for growth because the market is rewarding growth. Well, that’s changed.”
As Saberwal sees it, there is a pre-WeWork
world, a pre-COVID/in-COVID world and post-COVID world.
“In the pre-WeWork, people were just going for
growth and growth was rewarded. Then reality set in and people started looking
beyond top line growth, so companies were being valued less, due diligence
became stronger and people realized there is no unlimited money which is going
to keep coming in,” he says.
“This period, in-COVID and post-COVID, it’s
about survival. You do what you have to do to survive.”
Commenting on news that some travel companies’
Google accounts have been suspended because of non-payment, Saberwal says, “One
of the first things we decided was we had to pay people and we worked out a
payment plan for everybody so that we could spread our payments over six
Saberwal says even though it is not spending any
money on Google now, that’s not to say it won’t go back to advertising on
Google. “The only thing is, there will be a level of efficiency, which we will
maintain. We are also big believers in Facebook, and we will also be spending
on brand but in survival mode, I am prepared to forgo a few hundred bookings if
it means spending money I don’t have.”
He adds, “We have to adapt to the fact that COVID
is going to be here for a while. I think 2020 can be written off but by 2021,
there will be more clarity.
RedDoorz’ mascot, Reddy the honey badger, has
never been more appropriate at this time, says Saberwal.
“It’s fearless and this trait has helped us a
lot. The fear of COVID has made people react irrationally, some have
over-reacted. Its ability to hunt too is useful at this stage.

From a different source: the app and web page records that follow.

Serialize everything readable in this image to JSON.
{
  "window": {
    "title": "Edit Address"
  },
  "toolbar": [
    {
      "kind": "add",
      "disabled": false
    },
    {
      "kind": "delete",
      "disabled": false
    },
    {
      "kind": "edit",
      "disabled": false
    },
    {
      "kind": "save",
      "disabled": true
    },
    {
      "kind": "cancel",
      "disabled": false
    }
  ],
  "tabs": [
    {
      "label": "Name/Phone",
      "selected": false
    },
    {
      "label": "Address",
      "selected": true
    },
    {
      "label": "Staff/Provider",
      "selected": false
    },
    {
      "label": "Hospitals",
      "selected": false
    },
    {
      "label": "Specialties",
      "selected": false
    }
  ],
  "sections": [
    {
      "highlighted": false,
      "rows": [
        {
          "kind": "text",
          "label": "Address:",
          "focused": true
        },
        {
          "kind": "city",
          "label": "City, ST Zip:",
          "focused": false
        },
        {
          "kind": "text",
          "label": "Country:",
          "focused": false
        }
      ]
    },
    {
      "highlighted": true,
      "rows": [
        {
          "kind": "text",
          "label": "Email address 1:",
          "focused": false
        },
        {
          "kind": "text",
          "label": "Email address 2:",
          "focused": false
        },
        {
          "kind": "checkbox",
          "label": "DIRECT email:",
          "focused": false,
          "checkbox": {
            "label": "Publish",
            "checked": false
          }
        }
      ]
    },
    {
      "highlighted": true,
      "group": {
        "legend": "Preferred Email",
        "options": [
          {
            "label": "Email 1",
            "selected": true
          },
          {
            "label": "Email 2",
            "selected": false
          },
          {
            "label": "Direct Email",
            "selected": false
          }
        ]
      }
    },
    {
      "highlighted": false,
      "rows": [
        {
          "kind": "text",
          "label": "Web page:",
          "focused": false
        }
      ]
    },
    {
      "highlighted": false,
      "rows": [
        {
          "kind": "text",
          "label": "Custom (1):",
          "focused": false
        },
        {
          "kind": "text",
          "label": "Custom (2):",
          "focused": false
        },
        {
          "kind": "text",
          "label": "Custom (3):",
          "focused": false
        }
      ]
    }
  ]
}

We have to be
fearless and be good hunters to survive this,” he says.
*This article originally appeared on WebinTravel.